As I rode the train to work, across a landscape of housing estates and malls, my mind was cruising a lifetime of love, adventures and disasters in Aidan Hartley's The Zanzibar Chest.
At work, I speak about discount rate and revenue recognition criteria; but my heart feeds on names such as Ouagadougou, Kinshasa and Nagorno Karabakh. I can't wait for the academic term to be over.
I remember the war ruins and abandoned bunkers of Stephanakert, Nagorno Karabakh, and nervous late teenage soldiers on the ceasefire line, barely a few years after the last skirmish of the 90s, still fresh in 2000. Maybe I was a war correspondent in my past life.

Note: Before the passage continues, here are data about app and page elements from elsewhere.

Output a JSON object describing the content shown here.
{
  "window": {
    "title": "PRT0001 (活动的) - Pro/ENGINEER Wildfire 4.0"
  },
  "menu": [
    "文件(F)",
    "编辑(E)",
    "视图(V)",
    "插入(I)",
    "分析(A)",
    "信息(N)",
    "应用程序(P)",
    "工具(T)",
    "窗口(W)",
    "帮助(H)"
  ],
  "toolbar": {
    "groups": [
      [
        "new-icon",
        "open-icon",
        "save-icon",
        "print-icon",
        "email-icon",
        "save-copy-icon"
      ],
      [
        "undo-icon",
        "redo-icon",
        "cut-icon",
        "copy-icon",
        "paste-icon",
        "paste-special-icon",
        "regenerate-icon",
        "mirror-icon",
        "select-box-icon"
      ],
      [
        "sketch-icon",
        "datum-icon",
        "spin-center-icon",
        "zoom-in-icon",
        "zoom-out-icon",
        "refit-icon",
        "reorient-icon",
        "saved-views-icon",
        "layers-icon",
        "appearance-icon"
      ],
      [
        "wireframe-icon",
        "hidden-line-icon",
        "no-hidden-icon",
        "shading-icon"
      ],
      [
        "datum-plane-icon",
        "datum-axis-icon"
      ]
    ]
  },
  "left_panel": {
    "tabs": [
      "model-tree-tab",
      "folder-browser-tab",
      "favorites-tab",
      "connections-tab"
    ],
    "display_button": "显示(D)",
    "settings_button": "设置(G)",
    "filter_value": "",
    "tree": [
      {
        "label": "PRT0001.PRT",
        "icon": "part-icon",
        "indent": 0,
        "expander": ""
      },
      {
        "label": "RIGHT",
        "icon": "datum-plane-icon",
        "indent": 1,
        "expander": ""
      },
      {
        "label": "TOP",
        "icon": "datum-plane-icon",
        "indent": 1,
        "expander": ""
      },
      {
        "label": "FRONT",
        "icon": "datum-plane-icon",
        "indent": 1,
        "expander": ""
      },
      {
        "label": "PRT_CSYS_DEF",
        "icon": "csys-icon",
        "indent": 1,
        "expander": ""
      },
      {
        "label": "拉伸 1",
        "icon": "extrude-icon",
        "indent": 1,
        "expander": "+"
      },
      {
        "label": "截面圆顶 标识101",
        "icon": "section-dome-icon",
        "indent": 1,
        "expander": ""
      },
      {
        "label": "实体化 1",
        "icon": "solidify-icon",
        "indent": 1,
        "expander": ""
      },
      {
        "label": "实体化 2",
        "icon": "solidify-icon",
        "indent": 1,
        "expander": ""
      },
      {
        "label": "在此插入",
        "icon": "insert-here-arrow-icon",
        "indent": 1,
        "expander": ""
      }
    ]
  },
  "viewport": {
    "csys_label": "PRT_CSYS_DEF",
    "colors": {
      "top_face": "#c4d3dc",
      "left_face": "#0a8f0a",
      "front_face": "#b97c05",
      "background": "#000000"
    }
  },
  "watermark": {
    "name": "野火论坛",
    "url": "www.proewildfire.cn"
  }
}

I love this phrase in the book: Your mind is like a junk shop stuffed full of curiosities: some of them priceless, others of no value whatsoever.